Acorn Media // 2009 // 400 Minutes // Not Rated
Reviewed by Judge David Johnson // February 20th, 2012
What evil lurks beyond the well-trimmed hedges of Midsomer...
"Evil" might be a strong word, but that's exactly what's going down in the dark recesses of Midsomer County, a seemingly quiet rural area of England. Midsomer Murders explores the dark side of these suburbs, with a pair of relentless detectives striving to dig up the dirt. They are Detective Chief Inspector Tom Barnaby (John Nettles) and his ace sidekick Detective Sergeant Ben Jones (Jason Hughes) and they won't stop until the psycho villager of the week is brought to justice.
Four mysteries on two discs:
* "The Made-to-Measure Murders"

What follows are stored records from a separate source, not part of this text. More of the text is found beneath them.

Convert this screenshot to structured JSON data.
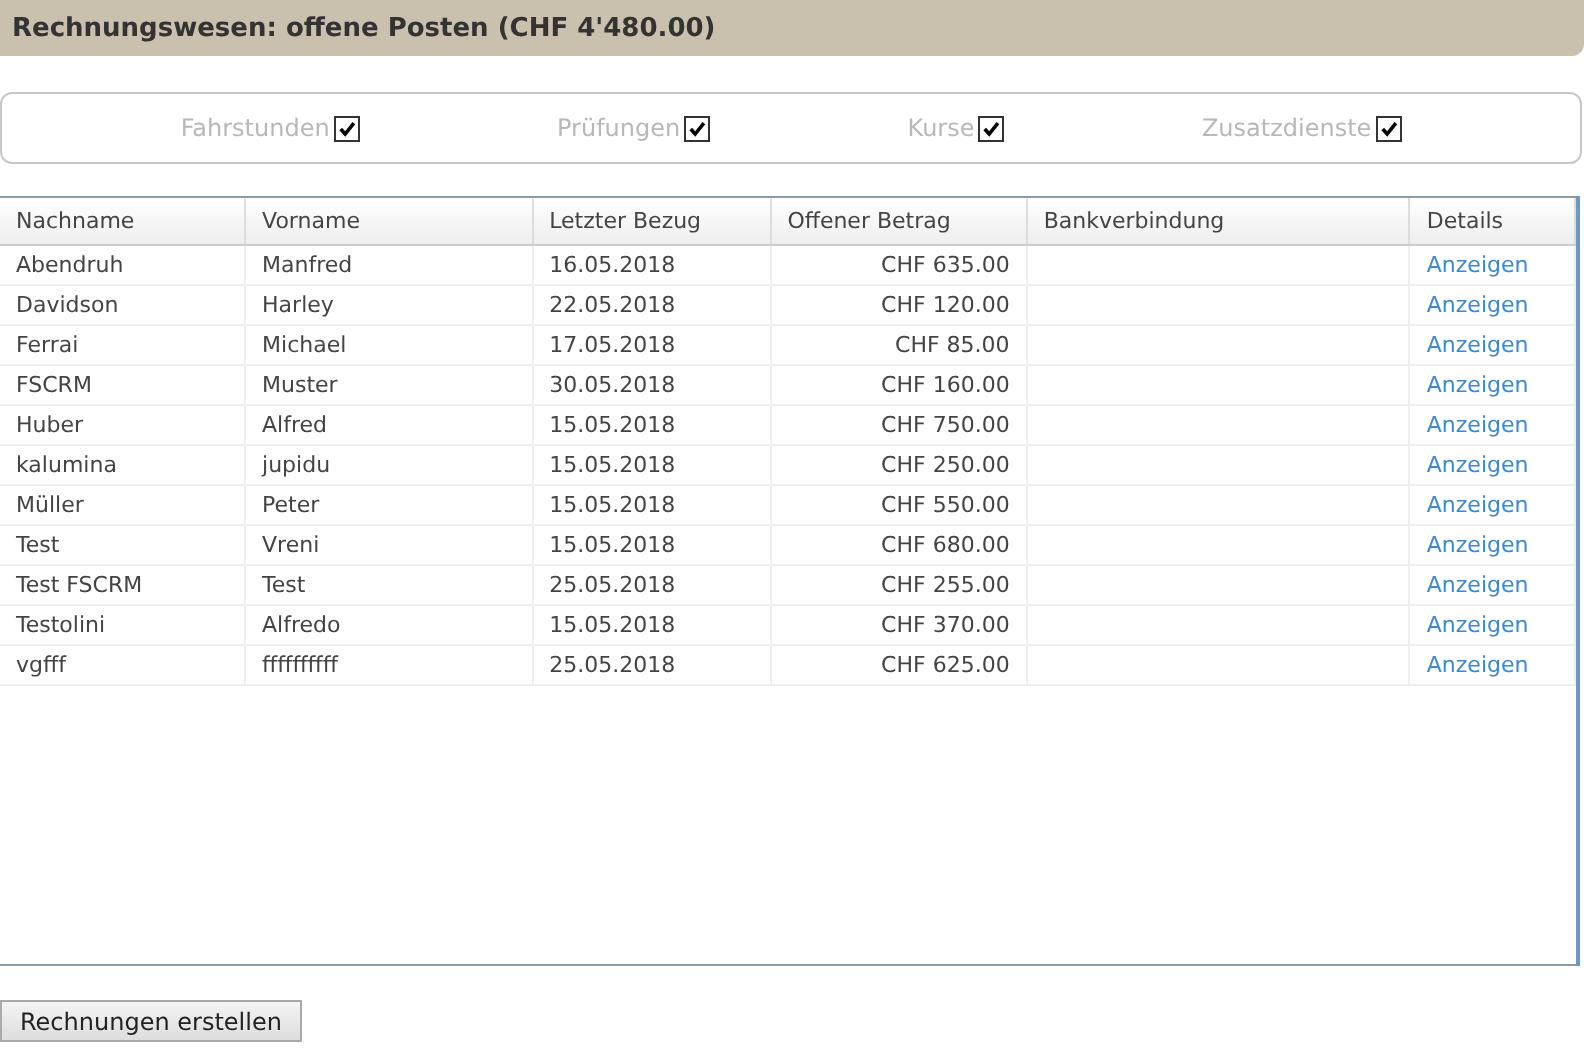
{
  "title": "Rechnungswesen: offene Posten (CHF 4'480.00)",
  "filters": [
    {
      "label": "Fahrstunden",
      "checked": true
    },
    {
      "label": "Prüfungen",
      "checked": true
    },
    {
      "label": "Kurse",
      "checked": true
    },
    {
      "label": "Zusatzdienste",
      "checked": true
    }
  ],
  "table": {
    "columns": [
      "Nachname",
      "Vorname",
      "Letzter Bezug",
      "Offener Betrag",
      "Bankverbindung",
      "Details"
    ],
    "rows": [
      [
        "Abendruh",
        "Manfred",
        "16.05.2018",
        "CHF 635.00",
        "",
        "Anzeigen"
      ],
      [
        "Davidson",
        "Harley",
        "22.05.2018",
        "CHF 120.00",
        "",
        "Anzeigen"
      ],
      [
        "Ferrai",
        "Michael",
        "17.05.2018",
        "CHF 85.00",
        "",
        "Anzeigen"
      ],
      [
        "FSCRM",
        "Muster",
        "30.05.2018",
        "CHF 160.00",
        "",
        "Anzeigen"
      ],
      [
        "Huber",
        "Alfred",
        "15.05.2018",
        "CHF 750.00",
        "",
        "Anzeigen"
      ],
      [
        "kalumina",
        "jupidu",
        "15.05.2018",
        "CHF 250.00",
        "",
        "Anzeigen"
      ],
      [
        "Müller",
        "Peter",
        "15.05.2018",
        "CHF 550.00",
        "",
        "Anzeigen"
      ],
      [
        "Test",
        "Vreni",
        "15.05.2018",
        "CHF 680.00",
        "",
        "Anzeigen"
      ],
      [
        "Test FSCRM",
        "Test",
        "25.05.2018",
        "CHF 255.00",
        "",
        "Anzeigen"
      ],
      [
        "Testolini",
        "Alfredo",
        "15.05.2018",
        "CHF 370.00",
        "",
        "Anzeigen"
      ],
      [
        "vgfff",
        "ffffffffff",
        "25.05.2018",
        "CHF 625.00",
        "",
        "Anzeigen"
      ]
    ]
  },
  "button": "Rechnungen erstellen"
}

While on her way to confession, a widow is killed, and as Barnaby and Jones probe into the mystery they learn some startling truths about the grip of religion on the region.
* "The Sword of Guillaume"
It's another religion-flavored episode, and this one is even nuttier. Someone has been murdering people with a giant sword and sometimes leaving severed heads resting on nightstands.
* "Blood on the Saddle"
At a Wild West show, an enterprising sniper takes advantage of the gunfire-saturated atmosphere and kills a woman in a dunk tank. More and more cowboy-related killings crop up and Barnaby and Jones realize they're dealing with someone living not tethered to reality.
* "The Silent Land"
What's so special about Match Magna cemetery? A librarian's corpse is found on top of a grave and the cemetery's history has something to do with the malfeasance.
Of the mystery series that make their way over from across the pond, Midsomer Murders occupies the middle-of-the-road for me. The mysteries are well-plotted and I like how much screen time the side characters are given to flesh out this world, but Barnaby and Jones are fairly dull when compared to the likes of Luther and George Gently. The four feature-length installments on this set (each running 90 minutes) are of mixed quality, ranging from goofy ("Blood on the Saddle") to bizarrely compelling ("The Sword of Guillaume"). All four will satiate the cravings of the mystery lover in your house.
A fine-looking treatment from Acorn: episodes receive clean, crisp 1.78:1/1080i widescreen transfers, 2.0 PCM stereo mixes. The lone extra is a photo gallery, so...blah.
Review content copyright © 2012 David Johnson; Site layout and review format copyright © 1998 - 2016 HipClick Designs LLC
Scales of Justice
Studio: Acorn Media
* 1.78:1 Non-Anamorphic (1080i)
* PCM 2.0 Stereo (English)
* English (SDH)
Running Time: 400 Minutes
Release Year: 2009
MPAA Rating: Not Rated
* Photo Gallery